▶ _Instructions for the task_:
The records that follow are to be reproduced verbatim.

▶ _Material to process_:
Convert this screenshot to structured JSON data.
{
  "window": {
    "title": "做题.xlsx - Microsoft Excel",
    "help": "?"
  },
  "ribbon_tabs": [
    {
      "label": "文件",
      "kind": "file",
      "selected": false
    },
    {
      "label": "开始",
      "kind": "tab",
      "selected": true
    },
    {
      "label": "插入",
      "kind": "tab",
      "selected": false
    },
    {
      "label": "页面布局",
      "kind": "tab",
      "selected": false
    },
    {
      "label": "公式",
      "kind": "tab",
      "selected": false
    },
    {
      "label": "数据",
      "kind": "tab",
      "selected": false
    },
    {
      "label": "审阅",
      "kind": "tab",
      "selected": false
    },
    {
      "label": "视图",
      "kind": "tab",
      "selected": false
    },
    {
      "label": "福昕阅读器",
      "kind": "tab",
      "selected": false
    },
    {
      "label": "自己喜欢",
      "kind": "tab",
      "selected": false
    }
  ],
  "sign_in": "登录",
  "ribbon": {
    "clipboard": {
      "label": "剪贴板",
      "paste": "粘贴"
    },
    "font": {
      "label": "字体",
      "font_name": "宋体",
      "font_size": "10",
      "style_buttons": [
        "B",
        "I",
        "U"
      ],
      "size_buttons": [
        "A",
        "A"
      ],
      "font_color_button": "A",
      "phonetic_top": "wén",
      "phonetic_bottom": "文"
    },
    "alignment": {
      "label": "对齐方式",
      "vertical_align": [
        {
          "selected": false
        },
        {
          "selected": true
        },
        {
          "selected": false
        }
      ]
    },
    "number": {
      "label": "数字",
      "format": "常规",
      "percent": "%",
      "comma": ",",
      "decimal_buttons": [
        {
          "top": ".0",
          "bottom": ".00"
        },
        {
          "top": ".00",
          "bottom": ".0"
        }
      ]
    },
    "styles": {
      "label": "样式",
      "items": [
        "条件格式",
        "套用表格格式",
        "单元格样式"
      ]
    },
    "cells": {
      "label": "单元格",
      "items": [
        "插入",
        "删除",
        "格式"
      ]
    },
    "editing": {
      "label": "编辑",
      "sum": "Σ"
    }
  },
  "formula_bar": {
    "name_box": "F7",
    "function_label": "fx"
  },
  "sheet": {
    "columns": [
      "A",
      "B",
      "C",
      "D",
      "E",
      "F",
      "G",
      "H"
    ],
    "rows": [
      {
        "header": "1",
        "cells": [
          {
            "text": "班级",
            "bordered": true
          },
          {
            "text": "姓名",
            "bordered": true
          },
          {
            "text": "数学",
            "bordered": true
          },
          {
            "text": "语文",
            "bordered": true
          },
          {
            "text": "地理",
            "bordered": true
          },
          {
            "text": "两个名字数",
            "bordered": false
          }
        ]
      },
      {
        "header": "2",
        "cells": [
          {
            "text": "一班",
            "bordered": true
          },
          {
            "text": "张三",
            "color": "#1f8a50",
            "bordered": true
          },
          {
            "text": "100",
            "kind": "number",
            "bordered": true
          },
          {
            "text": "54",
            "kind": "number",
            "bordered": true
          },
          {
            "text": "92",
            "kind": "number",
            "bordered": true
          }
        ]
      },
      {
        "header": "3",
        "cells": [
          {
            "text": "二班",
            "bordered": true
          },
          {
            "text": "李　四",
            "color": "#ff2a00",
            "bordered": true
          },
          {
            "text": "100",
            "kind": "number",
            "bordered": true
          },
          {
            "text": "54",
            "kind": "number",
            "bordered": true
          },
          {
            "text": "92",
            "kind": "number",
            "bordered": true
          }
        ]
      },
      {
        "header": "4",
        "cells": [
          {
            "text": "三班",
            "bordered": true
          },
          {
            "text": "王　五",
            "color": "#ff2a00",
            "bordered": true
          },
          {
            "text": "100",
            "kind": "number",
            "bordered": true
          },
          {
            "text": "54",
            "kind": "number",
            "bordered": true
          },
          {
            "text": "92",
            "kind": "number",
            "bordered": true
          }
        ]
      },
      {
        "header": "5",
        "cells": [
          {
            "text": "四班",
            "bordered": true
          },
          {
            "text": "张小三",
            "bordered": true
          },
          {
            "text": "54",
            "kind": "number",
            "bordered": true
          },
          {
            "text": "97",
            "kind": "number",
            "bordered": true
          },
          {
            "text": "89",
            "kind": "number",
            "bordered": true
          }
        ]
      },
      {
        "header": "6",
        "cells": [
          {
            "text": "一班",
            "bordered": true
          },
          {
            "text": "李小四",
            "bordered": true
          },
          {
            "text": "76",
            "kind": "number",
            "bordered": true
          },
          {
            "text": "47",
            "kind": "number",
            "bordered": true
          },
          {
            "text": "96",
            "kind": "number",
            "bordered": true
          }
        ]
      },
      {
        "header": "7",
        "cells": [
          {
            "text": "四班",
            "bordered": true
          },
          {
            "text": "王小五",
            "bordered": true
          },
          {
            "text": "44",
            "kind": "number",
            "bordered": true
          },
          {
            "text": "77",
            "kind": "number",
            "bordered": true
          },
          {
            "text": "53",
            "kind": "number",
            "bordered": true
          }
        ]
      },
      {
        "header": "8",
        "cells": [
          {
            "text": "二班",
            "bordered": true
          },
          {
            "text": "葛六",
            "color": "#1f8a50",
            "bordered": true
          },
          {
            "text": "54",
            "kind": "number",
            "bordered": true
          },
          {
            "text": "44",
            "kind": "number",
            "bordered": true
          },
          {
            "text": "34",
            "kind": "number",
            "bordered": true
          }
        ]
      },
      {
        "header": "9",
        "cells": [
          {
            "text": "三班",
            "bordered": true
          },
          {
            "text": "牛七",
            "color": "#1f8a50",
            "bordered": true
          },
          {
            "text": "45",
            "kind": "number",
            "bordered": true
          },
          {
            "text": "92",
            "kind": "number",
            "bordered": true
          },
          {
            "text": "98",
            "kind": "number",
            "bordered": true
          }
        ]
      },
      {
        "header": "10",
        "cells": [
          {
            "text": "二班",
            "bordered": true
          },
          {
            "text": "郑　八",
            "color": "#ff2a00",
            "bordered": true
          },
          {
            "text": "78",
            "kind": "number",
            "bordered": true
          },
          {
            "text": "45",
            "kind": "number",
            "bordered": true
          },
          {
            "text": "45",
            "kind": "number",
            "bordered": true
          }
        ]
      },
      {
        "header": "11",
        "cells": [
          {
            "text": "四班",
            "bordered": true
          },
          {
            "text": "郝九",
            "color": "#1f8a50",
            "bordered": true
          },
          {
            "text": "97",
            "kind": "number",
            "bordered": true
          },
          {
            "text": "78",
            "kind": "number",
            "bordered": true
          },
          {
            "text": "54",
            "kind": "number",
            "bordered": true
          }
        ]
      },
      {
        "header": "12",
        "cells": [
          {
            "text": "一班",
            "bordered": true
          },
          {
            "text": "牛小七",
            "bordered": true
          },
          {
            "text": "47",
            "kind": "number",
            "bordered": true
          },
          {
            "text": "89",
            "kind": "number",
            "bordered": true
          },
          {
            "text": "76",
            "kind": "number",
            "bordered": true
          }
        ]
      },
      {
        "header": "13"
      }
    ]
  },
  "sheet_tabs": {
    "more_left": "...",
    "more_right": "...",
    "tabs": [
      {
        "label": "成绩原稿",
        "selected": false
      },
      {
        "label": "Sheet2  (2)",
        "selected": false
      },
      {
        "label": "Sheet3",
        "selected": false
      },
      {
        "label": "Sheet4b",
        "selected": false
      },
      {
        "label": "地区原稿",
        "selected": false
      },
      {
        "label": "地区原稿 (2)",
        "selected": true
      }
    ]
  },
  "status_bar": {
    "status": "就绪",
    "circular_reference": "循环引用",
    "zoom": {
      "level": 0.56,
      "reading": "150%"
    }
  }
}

▶ _Result for this task_:
Convert this screenshot to structured JSON data.
{
  "window": {
    "title": "做题.xlsx - Microsoft Excel",
    "help": "?"
  },
  "ribbon_tabs": [
    {
      "label": "文件",
      "kind": "file",
      "selected": false
    },
    {
      "label": "开始",
      "kind": "tab",
      "selected": true
    },
    {
      "label": "插入",
      "kind": "tab",
      "selected": false
    },
    {
      "label": "页面布局",
      "kind": "tab",
      "selected": false
    },
    {
      "label": "公式",
      "kind": "tab",
      "selected": false
    },
    {
      "label": "数据",
      "kind": "tab",
      "selected": false
    },
    {
      "label": "审阅",
      "kind": "tab",
      "selected": false
    },
    {
      "label": "视图",
      "kind": "tab",
      "selected": false
    },
    {
      "label": "福昕阅读器",
      "kind": "tab",
      "selected": false
    },
    {
      "label": "自己喜欢",
      "kind": "tab",
      "selected": false
    }
  ],
  "sign_in": "登录",
  "ribbon": {
    "clipboard": {
      "label": "剪贴板",
      "paste": "粘贴"
    },
    "font": {
      "label": "字体",
      "font_name": "宋体",
      "font_size": "10",
      "style_buttons": [
        "B",
        "I",
        "U"
      ],
      "size_buttons": [
        "A",
        "A"
      ],
      "font_color_button": "A",
      "phonetic_top": "wén",
      "phonetic_bottom": "文"
    },
    "alignment": {
      "label": "对齐方式",
      "vertical_align": [
        {
          "selected": false
        },
        {
          "selected": true
        },
        {
          "selected": false
        }
      ]
    },
    "number": {
      "label": "数字",
      "format": "常规",
      "percent": "%",
      "comma": ",",
      "decimal_buttons": [
        {
          "top": ".0",
          "bottom": ".00"
        },
        {
          "top": ".00",
          "bottom": ".0"
        }
      ]
    },
    "styles": {
      "label": "样式",
      "items": [
        "条件格式",
        "套用表格格式",
        "单元格样式"
      ]
    },
    "cells": {
      "label": "单元格",
      "items": [
        "插入",
        "删除",
        "格式"
      ]
    },
    "editing": {
      "label": "编辑",
      "sum": "Σ"
    }
  },
  "formula_bar": {
    "name_box": "F7",
    "function_label": "fx"
  },
  "sheet": {
    "columns": [
      "A",
      "B",
      "C",
      "D",
      "E",
      "F",
      "G",
      "H"
    ],
    "rows": [
      {
        "header": "1",
        "cells": [
          {
            "text": "班级",
            "bordered": true
          },
          {
            "text": "姓名",
            "bordered": true
          },
          {
            "text": "数学",
            "bordered": true
          },
          {
            "text": "语文",
            "bordered": true
          },
          {
            "text": "地理",
            "bordered": true
          },
          {
            "text": "两个名字数",
            "bordered": false
          }
        ]
      },
      {
        "header": "2",
        "cells": [
          {
            "text": "一班",
            "bordered": true
          },
          {
            "text": "张三",
            "color": "#1f8a50",
            "bordered": true
          },
          {
            "text": "100",
            "kind": "number",
            "bordered": true
          },
          {
            "text": "54",
            "kind": "number",
            "bordered": true
          },
          {
            "text": "92",
            "kind": "number",
            "bordered": true
          }
        ]
      },
      {
        "header": "3",
        "cells": [
          {
            "text": "二班",
            "bordered": true
          },
          {
            "text": "李　四",
            "color": "#ff2a00",
            "bordered": true
          },
          {
            "text": "100",
            "kind": "number",
            "bordered": true
          },
          {
            "text": "54",
            "kind": "number",
            "bordered": true
          },
          {
            "text": "92",
            "kind": "number",
            "bordered": true
          }
        ]
      },
      {
        "header": "4",
        "cells": [
          {
            "text": "三班",
            "bordered": true
          },
          {
            "text": "王　五",
            "color": "#ff2a00",
            "bordered": true
          },
          {
            "text": "100",
            "kind": "number",
            "bordered": true
          },
          {
            "text": "54",
            "kind": "number",
            "bordered": true
          },
          {
            "text": "92",
            "kind": "number",
            "bordered": true
          }
        ]
      },
      {
        "header": "5",
        "cells": [
          {
            "text": "四班",
            "bordered": true
          },
          {
            "text": "张小三",
            "bordered": true
          },
          {
            "text": "54",
            "kind": "number",
            "bordered": true
          },
          {
            "text": "97",
            "kind": "number",
            "bordered": true
          },
          {
            "text": "89",
            "kind": "number",
            "bordered": true
          }
        ]
      },
      {
        "header": "6",
        "cells": [
          {
            "text": "一班",
            "bordered": true
          },
          {
            "text": "李小四",
            "bordered": true
          },
          {
            "text": "76",
            "kind": "number",
            "bordered": true
          },
          {
            "text": "47",
            "kind": "number",
            "bordered": true
          },
          {
            "text": "96",
            "kind": "number",
            "bordered": true
          }
        ]
      },
      {
        "header": "7",
        "cells": [
          {
            "text": "四班",
            "bordered": true
          },
          {
            "text": "王小五",
            "bordered": true
          },
          {
            "text": "44",
            "kind": "number",
            "bordered": true
          },
          {
            "text": "77",
            "kind": "number",
            "bordered": true
          },
          {
            "text": "53",
            "kind": "number",
            "bordered": true
          }
        ]
      },
      {
        "header": "8",
        "cells": [
          {
            "text": "二班",
            "bordered": true
          },
          {
            "text": "葛六",
            "color": "#1f8a50",
            "bordered": true
          },
          {
            "text": "54",
            "kind": "number",
            "bordered": true
          },
          {
            "text": "44",
            "kind": "number",
            "bordered": true
          },
          {
            "text": "34",
            "kind": "number",
            "bordered": true
          }
        ]
      },
      {
        "header": "9",
        "cells": [
          {
            "text": "三班",
            "bordered": true
          },
          {
            "text": "牛七",
            "color": "#1f8a50",
            "bordered": true
          },
          {
            "text": "45",
            "kind": "number",
            "bordered": true
          },
          {
            "text": "92",
            "kind": "number",
            "bordered": true
          },
          {
            "text": "98",
            "kind": "number",
            "bordered": true
          }
        ]
      },
      {
        "header": "10",
        "cells": [
          {
            "text": "二班",
            "bordered": true
          },
          {
            "text": "郑　八",
            "color": "#ff2a00",
            "bordered": true
          },
          {
            "text": "78",
            "kind": "number",
            "bordered": true
          },
          {
            "text": "45",
            "kind": "number",
            "bordered": true
          },
          {
            "text": "45",
            "kind": "number",
            "bordered": true
          }
        ]
      },
      {
        "header": "11",
        "cells": [
          {
            "text": "四班",
            "bordered": true
          },
          {
            "text": "郝九",
            "color": "#1f8a50",
            "bordered": true
          },
          {
            "text": "97",
            "kind": "number",
            "bordered": true
          },
          {
            "text": "78",
            "kind": "number",
            "bordered": true
          },
          {
            "text": "54",
            "kind": "number",
            "bordered": true
          }
        ]
      },
      {
        "header": "12",
        "cells": [
          {
            "text": "一班",
            "bordered": true
          },
          {
            "text": "牛小七",
            "bordered": true
          },
          {
            "text": "47",
            "kind": "number",
            "bordered": true
          },
          {
            "text": "89",
            "kind": "number",
            "bordered": true
          },
          {
            "text": "76",
            "kind": "number",
            "bordered": true
          }
        ]
      },
      {
        "header": "13"
      }
    ]
  },
  "sheet_tabs": {
    "more_left": "...",
    "more_right": "...",
    "tabs": [
      {
        "label": "成绩原稿",
        "selected": false
      },
      {
        "label": "Sheet2  (2)",
        "selected": false
      },
      {
        "label": "Sheet3",
        "selected": false
      },
      {
        "label": "Sheet4b",
        "selected": false
      },
      {
        "label": "地区原稿",
        "selected": false
      },
      {
        "label": "地区原稿 (2)",
        "selected": true
      }
    ]
  },
  "status_bar": {
    "status": "就绪",
    "circular_reference": "循环引用",
    "zoom": {
      "level": 0.56,
      "reading": "150%"
    }
  }
}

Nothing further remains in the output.